#### SOURCE INFORMATION
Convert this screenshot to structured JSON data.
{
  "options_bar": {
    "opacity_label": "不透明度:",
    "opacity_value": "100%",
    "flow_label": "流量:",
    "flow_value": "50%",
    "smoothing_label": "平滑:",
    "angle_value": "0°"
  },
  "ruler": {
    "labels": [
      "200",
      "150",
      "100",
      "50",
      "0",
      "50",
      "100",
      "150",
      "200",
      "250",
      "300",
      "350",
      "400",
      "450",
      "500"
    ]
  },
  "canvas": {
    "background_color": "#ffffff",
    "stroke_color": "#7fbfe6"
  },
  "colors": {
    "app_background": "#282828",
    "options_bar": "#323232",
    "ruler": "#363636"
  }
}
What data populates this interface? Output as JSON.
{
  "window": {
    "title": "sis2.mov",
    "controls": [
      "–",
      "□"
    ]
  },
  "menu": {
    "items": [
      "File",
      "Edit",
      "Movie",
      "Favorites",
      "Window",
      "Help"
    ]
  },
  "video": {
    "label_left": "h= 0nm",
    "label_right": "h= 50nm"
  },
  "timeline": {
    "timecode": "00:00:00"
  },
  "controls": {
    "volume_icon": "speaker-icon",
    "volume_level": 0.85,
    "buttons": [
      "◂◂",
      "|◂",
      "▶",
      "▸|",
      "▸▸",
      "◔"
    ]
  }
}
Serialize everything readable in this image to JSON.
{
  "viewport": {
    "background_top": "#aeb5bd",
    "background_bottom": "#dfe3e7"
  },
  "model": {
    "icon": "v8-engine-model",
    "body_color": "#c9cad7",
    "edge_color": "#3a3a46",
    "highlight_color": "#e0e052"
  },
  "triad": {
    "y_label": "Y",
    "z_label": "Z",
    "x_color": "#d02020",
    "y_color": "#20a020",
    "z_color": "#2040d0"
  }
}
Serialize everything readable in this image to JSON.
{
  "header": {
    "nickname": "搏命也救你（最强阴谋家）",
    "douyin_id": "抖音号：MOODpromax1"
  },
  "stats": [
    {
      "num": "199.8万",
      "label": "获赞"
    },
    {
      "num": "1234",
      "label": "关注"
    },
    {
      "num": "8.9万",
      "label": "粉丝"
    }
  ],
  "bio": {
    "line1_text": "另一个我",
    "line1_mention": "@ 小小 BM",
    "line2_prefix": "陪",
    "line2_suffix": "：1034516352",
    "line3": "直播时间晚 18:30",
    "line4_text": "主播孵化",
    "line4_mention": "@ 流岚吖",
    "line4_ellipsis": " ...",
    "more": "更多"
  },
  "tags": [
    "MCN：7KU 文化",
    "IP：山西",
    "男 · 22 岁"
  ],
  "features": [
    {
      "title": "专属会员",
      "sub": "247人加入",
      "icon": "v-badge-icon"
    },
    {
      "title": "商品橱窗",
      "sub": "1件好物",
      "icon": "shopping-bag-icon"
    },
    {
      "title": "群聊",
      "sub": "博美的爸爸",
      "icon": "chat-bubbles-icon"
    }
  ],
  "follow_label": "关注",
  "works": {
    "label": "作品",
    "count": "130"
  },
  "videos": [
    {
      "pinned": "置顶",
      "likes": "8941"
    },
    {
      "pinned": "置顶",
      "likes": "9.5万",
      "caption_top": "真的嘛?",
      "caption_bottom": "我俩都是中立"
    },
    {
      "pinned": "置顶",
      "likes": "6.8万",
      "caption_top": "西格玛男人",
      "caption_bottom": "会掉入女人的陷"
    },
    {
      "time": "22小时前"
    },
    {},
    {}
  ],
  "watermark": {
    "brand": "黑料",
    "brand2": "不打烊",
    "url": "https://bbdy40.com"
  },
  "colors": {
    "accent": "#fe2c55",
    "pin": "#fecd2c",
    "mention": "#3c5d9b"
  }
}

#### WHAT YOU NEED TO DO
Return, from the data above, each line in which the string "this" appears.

#### TASK RESULT
Convert this screenshot to structured JSON data.
What data populates this interface? Output as JSON.
Serialize everything readable in this image to JSON.
Serialize everything readable in this image to JSON.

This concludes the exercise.